Natural gas supply in B.C. dramatically greater than original estimates: report
British Columbia Premier Christy Clark addresses the LNG in BC Conference in Vancouver, B.C., on Wednesday October 14, 2015.
Image Credit: THE CANADIAN PRESS/Darryl Dyck
March 16, 2016 - 10:30 AM
VICTORIA - As British Columbia struggles to launch a proposed liquefied natural gas industry, a new report suggests the challenges have nothing to do with a lack of supply.
A National Energy Board report released by the province on Wednesday said natural gas resources in northeastern B.C., are trillions of cubic feet higher than initial estimates.
The study focused on the Liard Basin, a huge region of northeastern B.C., Yukon and Northwest Territories.
The report said 848 trillion cubic feet of natural gas lies under B.C.'s portion of the basin, up from the previous estimate of 210 trillion cubic feet.

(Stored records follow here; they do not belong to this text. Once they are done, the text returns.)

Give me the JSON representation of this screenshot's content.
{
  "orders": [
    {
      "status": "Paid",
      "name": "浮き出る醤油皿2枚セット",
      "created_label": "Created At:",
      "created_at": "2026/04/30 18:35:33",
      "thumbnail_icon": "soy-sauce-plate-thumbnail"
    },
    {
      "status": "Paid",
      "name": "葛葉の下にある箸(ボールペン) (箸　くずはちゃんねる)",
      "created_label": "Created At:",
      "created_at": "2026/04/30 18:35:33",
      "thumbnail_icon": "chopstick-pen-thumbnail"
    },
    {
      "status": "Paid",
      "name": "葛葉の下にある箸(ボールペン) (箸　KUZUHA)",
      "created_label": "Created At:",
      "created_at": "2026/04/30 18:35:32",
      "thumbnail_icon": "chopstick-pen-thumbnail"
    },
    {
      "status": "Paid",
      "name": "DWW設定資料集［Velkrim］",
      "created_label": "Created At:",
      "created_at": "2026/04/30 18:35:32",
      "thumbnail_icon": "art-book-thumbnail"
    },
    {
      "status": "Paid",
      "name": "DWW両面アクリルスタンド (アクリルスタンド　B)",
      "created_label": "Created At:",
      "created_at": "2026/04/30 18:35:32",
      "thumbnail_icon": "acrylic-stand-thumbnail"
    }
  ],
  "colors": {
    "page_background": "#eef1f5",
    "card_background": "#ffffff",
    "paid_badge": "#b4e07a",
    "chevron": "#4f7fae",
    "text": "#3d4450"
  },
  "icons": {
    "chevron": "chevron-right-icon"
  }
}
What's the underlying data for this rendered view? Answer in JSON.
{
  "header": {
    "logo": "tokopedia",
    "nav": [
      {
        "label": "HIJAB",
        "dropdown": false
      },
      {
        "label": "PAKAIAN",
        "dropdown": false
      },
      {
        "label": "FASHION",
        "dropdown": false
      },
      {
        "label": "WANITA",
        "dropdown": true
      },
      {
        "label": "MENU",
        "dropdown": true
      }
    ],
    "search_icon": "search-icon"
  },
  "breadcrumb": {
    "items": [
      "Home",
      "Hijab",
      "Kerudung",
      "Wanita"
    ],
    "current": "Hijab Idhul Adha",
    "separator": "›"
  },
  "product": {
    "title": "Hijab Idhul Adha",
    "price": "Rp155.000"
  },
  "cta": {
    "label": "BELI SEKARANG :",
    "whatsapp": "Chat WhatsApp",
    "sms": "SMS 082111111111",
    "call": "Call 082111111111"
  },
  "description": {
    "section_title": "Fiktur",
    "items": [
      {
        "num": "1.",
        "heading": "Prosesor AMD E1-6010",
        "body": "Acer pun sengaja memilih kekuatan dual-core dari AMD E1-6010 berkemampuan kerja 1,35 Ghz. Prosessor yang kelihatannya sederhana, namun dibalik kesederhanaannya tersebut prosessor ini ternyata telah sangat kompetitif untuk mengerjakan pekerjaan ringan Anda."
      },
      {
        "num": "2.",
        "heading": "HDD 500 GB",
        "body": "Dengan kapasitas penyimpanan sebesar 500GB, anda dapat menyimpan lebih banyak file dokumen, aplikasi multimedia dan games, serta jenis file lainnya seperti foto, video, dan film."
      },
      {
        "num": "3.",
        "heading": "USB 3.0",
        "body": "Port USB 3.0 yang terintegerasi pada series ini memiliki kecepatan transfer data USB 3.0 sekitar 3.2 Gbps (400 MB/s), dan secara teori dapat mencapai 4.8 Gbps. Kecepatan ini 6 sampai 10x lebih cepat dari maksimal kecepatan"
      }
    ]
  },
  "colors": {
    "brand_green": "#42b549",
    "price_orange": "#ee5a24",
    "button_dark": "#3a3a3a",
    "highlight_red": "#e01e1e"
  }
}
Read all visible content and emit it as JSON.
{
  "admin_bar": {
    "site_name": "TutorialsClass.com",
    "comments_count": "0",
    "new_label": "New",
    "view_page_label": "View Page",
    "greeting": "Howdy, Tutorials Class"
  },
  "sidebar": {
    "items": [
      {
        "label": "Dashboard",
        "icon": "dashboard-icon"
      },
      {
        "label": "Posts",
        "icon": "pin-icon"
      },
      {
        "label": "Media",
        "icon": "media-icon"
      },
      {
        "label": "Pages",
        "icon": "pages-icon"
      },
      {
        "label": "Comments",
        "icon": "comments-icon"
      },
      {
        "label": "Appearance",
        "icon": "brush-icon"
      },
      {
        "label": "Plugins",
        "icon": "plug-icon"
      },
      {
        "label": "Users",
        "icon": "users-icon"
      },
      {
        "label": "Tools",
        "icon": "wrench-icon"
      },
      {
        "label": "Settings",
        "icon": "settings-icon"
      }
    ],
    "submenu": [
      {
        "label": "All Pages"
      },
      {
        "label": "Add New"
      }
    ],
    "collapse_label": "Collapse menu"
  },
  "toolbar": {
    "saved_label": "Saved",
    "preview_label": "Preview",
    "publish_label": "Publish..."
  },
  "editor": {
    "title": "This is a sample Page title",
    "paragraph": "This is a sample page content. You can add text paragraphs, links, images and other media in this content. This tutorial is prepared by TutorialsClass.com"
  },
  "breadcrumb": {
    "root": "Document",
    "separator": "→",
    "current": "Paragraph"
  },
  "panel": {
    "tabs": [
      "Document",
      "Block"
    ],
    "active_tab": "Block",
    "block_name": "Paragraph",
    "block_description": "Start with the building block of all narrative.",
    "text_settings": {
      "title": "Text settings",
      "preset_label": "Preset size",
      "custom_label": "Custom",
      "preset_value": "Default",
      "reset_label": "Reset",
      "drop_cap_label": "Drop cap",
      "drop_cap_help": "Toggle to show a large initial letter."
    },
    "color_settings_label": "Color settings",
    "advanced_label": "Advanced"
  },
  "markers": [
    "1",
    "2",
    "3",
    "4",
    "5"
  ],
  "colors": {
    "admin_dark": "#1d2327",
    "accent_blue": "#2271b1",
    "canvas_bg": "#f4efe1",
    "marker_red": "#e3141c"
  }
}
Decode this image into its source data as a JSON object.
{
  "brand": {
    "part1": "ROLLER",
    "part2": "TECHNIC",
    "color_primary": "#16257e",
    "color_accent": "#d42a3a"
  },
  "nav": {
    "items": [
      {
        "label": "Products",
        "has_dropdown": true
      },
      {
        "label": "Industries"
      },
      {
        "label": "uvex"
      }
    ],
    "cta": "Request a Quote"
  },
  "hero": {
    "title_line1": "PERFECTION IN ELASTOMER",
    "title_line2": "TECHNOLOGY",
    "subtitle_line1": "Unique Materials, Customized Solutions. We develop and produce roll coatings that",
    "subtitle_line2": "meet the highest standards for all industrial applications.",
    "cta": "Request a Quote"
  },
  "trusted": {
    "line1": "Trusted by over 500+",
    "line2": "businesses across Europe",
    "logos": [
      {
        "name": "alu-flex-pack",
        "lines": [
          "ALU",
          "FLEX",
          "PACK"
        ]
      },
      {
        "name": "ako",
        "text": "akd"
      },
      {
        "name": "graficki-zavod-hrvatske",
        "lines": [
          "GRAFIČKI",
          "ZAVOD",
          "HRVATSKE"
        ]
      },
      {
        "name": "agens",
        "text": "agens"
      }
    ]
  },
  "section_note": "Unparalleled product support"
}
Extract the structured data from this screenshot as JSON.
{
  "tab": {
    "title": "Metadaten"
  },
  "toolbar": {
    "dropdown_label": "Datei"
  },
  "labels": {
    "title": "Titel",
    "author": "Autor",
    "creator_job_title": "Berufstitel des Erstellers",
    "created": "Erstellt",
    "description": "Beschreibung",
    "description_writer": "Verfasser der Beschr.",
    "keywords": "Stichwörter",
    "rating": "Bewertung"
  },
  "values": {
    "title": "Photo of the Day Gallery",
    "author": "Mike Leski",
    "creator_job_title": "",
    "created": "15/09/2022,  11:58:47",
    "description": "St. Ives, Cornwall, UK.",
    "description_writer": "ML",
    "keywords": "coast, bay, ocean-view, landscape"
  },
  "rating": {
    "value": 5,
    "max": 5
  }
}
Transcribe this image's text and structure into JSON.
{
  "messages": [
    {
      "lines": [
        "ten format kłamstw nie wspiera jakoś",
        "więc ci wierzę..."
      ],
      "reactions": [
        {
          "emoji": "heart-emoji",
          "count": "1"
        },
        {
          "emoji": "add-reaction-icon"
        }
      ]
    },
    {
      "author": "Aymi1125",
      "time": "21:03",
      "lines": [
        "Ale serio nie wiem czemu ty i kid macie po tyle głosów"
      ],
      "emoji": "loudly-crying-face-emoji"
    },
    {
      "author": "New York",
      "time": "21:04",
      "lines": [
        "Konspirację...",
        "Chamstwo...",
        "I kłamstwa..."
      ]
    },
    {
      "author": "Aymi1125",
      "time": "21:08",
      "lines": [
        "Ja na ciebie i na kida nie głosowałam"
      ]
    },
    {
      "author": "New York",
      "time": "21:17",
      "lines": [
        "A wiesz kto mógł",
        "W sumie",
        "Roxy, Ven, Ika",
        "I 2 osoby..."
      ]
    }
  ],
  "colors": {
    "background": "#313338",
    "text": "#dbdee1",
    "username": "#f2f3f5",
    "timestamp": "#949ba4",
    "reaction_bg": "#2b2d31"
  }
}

A release from the Ministry of Natural Gas Development said that pushes the province's total natural gas potential above 3,400 trillion cubic feet.
"British Columbia's resource potential is a competitive advantage over many other parts of the world," said Minister of Natural Gas Development Rich Coleman.
"This report shows our long-term prospects are stronger than before and that the Liard Basin can create economic activity and jobs in our province for a very long time to come," he said in the release.
News of the increased stores came as truckers and other LNG advocates across northern B.C., prepared for simultaneous rallies on Wednesday in Terrace, Fort St. John and Fort Nelson.
Rally organizers hoped the demonstrations would reveal strong support for the Pacific Northwest LNG project.
It remains promising, but faces uncertainty before the completion of an environmental assessment, and consortium leader Petronas works to resolve environmental concerns and other issues with First Nations.
Based on the new NEB report, ministry calculations show that extraction of just 20 per cent of available natural gas will sustain future development and LNG exports in B.C. for the next 160 years.
News from © The Canadian Press, 2016